While he did not follow any specific religion, he was a spiritual and religious man, in that he embraced the essence of all religions. That of kindness, tolerance, consideration and hospitality. He was a caring man, a teacher and a friend. He would help anyone who needed it, often to the detriment of himself. He would see the potential in people and help them develop this potential, to the best of their ability, giving them belief in themselves and their abilities while increasing their confidence, watching them blossom and grow into enhanced versions of themselves.
A lover of nature, of all the flora and fauna of this world. He would love to see things grow. Flowers and vegetables in the garden, trees in the woodland, all creatures great and small. He always believed in ouroboros, that life was circular and therefore eternal. That our souls are connected to the rhythm of nature, an integral part of the earth as its rhythms ebb and flow, as the moon influences the sea and the sun compels the flowers to follow its bright face.
He was a child of the earth, a man of the sea and a spirit of the air.
He was angered by the injustices and cruelty directed against animals. He would welcome in and look after the local strays, who became family. He befriended the wood mice in the garden. He was of the same opinion as Agent Smith, that ‘humanity is a virus’ and that we are the only species to actively kill each other for fun, sport or personal gain and we have a lot to learn from the animal kingdom.
He had an artistic side to him and enjoyed painting and drawing in his younger days and in more recent times, creating new objects from wood which had been discarded, re-using old pine beds to make tables and chairs, bookcases and dressers, amongst other more aesthetic objects such as wooden trinket boxes and carved figures.
He loved music. All types. He had a vast eclectic collection, ranging from traditional African tribal music, native American, Arabic, through to JJ Cale and Clapton. Opera, country and western, rock, classical and of course, Pink Floyd and Roger Waters. He believed that good music was good music, whether it was heavy rock or the twee-est of pop songs. If it had a great beat, made you feel good, uplifted your spirit, made you laugh or made you want to dance, it was good music.
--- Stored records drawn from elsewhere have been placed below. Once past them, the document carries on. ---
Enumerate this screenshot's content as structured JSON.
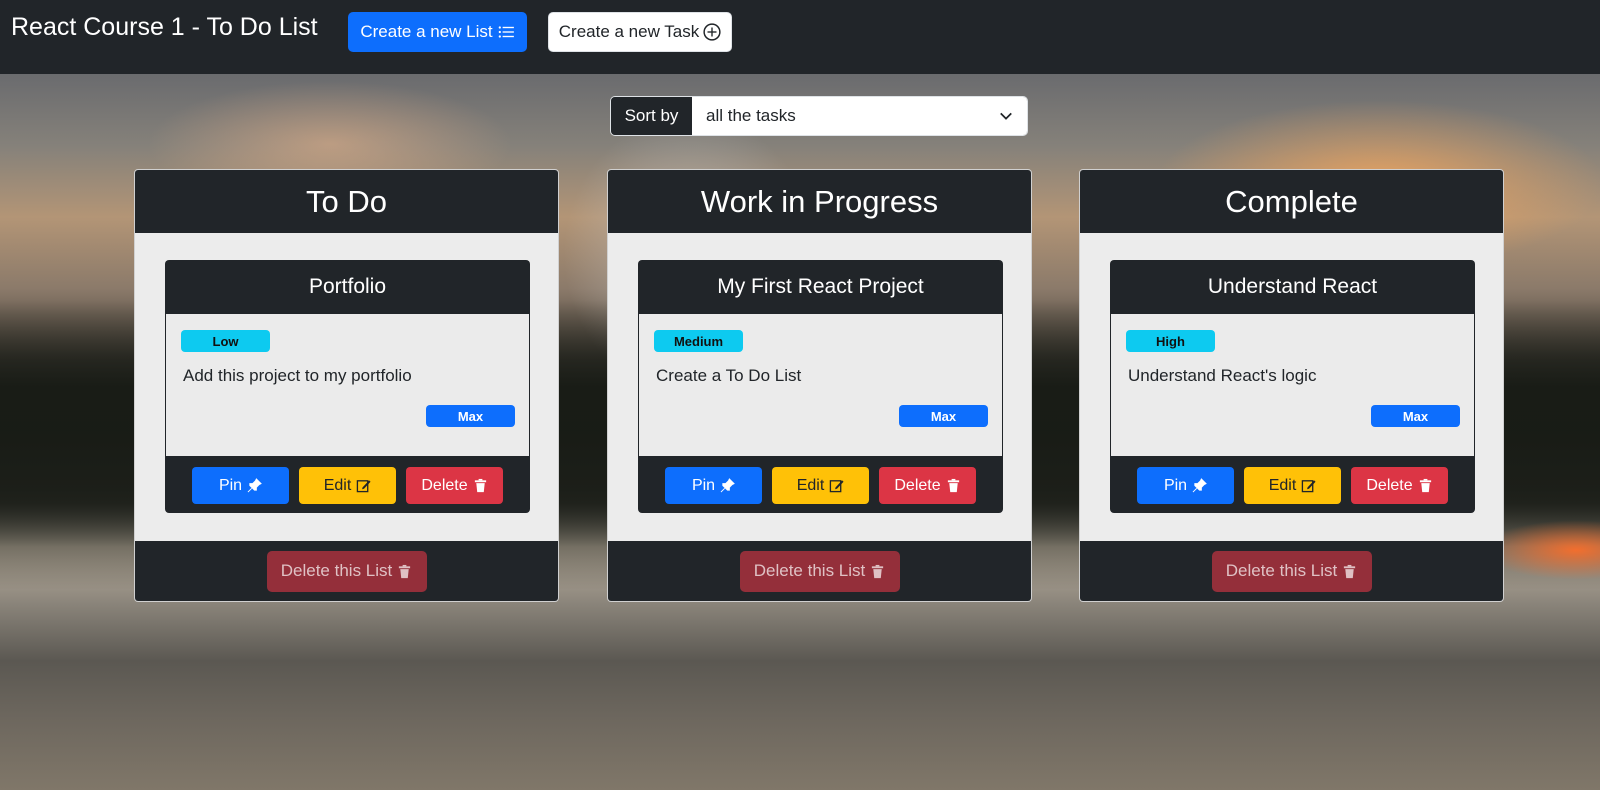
{
  "navbar": {
    "brand": "React Course 1 - To Do List",
    "create_list_label": "Create a new List",
    "create_task_label": "Create a new Task"
  },
  "sort": {
    "label": "Sort by",
    "selected": "all the tasks"
  },
  "lists": [
    {
      "title": "To Do",
      "tasks": [
        {
          "title": "Portfolio",
          "priority": "Low",
          "description": "Add this project to my portfolio",
          "owner": "Max",
          "pin_label": "Pin",
          "edit_label": "Edit",
          "delete_label": "Delete"
        }
      ],
      "delete_list_label": "Delete this List"
    },
    {
      "title": "Work in Progress",
      "tasks": [
        {
          "title": "My First React Project",
          "priority": "Medium",
          "description": "Create a To Do List",
          "owner": "Max",
          "pin_label": "Pin",
          "edit_label": "Edit",
          "delete_label": "Delete"
        }
      ],
      "delete_list_label": "Delete this List"
    },
    {
      "title": "Complete",
      "tasks": [
        {
          "title": "Understand React",
          "priority": "High",
          "description": "Understand React's logic",
          "owner": "Max",
          "pin_label": "Pin",
          "edit_label": "Edit",
          "delete_label": "Delete"
        }
      ],
      "delete_list_label": "Delete this List"
    }
  ],
  "colors": {
    "navbar": "#212529",
    "primary": "#0d6efd",
    "info": "#0dcaf0",
    "warning": "#ffc107",
    "danger": "#dc3545"
  },
  "icons": {
    "list": "list-icon",
    "add": "plus-circle-icon",
    "chevron": "chevron-down-icon",
    "pin": "pin-icon",
    "edit": "edit-icon",
    "trash": "trash-icon"
  }
}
Memories of Mike which are etched indelibly into the consciousness of most of us here today are his twinkling eyes, full of mischief; his woven bracelets, which have always been a part of him; his bright, colourful, hippy shirts and waistcoats …
No one is finally gone until the ripples they cause in the world die away, after all, if you remember them, then they’re never really gone. The span of someone’s life is only the core of their actual existence and the ripples that Mike has made in his, will continue to radiate, as we perpetuate his kindness and compassion from within us, to touch all those we will encounter in our lifetimes.
Sleep now, we will meet again.
My mind still talks to you and my heart still looks for you, but my soul knows you are at peace.